- The Bahmani boundary was fixed at Golconda and did not encroach into Warangal territories.
- This treaty lasted for 50 years and stopped the advance of Vijayanagara as well.
Firuz shah Bahmani (1397-1422)
He was well-read in religious sciences and wanted to make the Deccan the cultural center of India.
When the Delhi sultanate declined, the learned people migrated to the Deccan making it the center of learning.
- He inducted many Hindus into his administration.
- Built an astronomical observatory at Daulatabad.
- Founded Firozabad, a few kilometers south of Gulbarga.
- Ports of Chaul and Dabhol attracted trading ships from the Persian Gulf and Red Sea trading in horses and luxury goods came in from the Arab world.
He extended the kingdom and annexed Berar by defeating Gond Raja Narsingh Rai of Kherla.
He defeated Deva Raya I of Vijayanagara and married his daughter and received Bankapur in the doab as dowry.
- But the marriage did not guarantee peace and conflict broke out over the Krishna-Godavari delta.
The switching of the alliance from Warangal to Vijayanagara shifted the balance of power in Deccan.
This time Firuz Shah was defeated by Deva Raya and he had to abdicate his throne for his brother Ahmad Shah I.
Ahmad Shah I Wali (1422-1436)
He was called “Wali”(saint) because of his association with the famous Sufi Gesu Daraz (of the Chisti order).
- He continued the struggle for domination of the eastern seaboard of southern India (Krishna Godavari delta region).

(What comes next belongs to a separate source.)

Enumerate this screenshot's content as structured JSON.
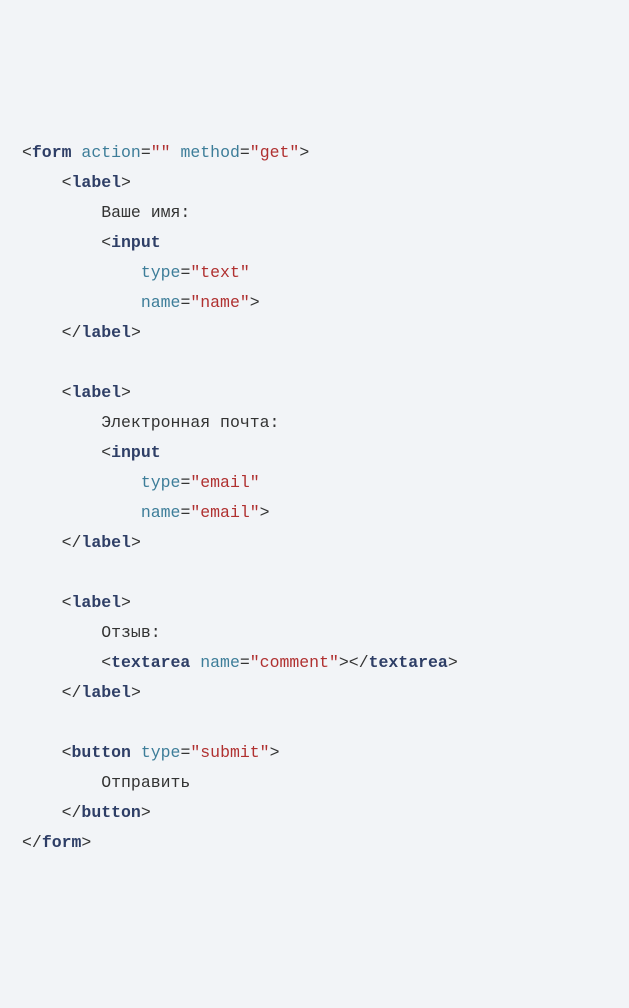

- He annexed Warangal and killed the ruler as revenge, thus eastern coast came under their control.
- He shifted the capital to Bidar and campaigned towards Malwa, Gondwana, and Konkan.
Mohammad Shah III (1463-1482)
His administration was carried by his Prime minister, Mahmud Gawan, who was an able statesman.
- Gawan was granted the title “Malik-ul-Tujjar ” and the Kingdom was at its peak under his able guidance.
- He guided successful war campaigns against Vijaynagar and Orissa and reached inner Vijaynagar territories up to Kanchi.
- Overran the west coast ports-Dabhol and Goa- expanded maritime trade with Iran, Iraq, etc.
Gawan brought out administrative reforms to increase central control.
- Divided the kingdom into 8 provinces (tarafs).
- Each Taraf was under a Tarafdar.
- The salaries and responsibilities of nobles were fixed.
- Salary is paid in cash or by assigning a jagir (collection of land revenue).
- In every province, a tract of land was set apart for expenses the Sultan named khalisa.
- Efforts were made to measure land and calculate the amount of revenue to be paid by cultivators to the state.
- He built the famous madrasa of Bidar.
The Nobles of the sultanate were divided into:
- Deccanis (old nobles)
- Afaqis/gharibs (new comers)
Mahmud Gawan was a newcomer and his opponents poisoned the mind of the young Sultan- Mahmud Gawan was executed in 1482.
After his death, more infighting continued.
Mahmood Shah Bahmani II, the final legitimate monarch of the Bahmani people, succeeded his father Muhammad Shah III. The final Bahmani Sultans were puppet kings under the Barid Shahi Prime Ministers.
Krishnadevaraya of the Vijayanagara Empire defeated the last remnant of Bahmani power after which the Bahmani Sultanate collapsed.
After 1518, the sultanate broke up into five states, collectively known as Deccan sultanates:
- Adil Shahi of Bijapur (1490)
- Nizamshahi of Ahmednagar (1490)
- Imad Shahi of Berar (1490)
- Qutb Shahi of Golconda (1518)
- Barid Shahi of Bidar (1528)
All these sultanates were annexed by the Mughals by 1687 after many conflicts.
Art, culture, and architecture of Bahmani sultanate
The Bahmani Sultans supported the Persian language, culture, and literature and some members of the Bahmani dynasty learned Persian and contributed to its literature in that language because.
Many singers and dancers were captured from the Carnatic and converted to Islam.
The craftwork from Bidar was famous for its inlay work on copper and silver, which was called Bidri.
The Deccan Sultanates later adopted the Persianate Indo-Islamic architectural style that was created during this time.
Major architectural contributions of the Bahamani sultanate include the forts in Gulbarga, Haft Gumbaz, and Jama Masjid, as well as Bidar Fort and Madrasa Mahmud Gawan in Bidar.
-Article written by Swathi Satish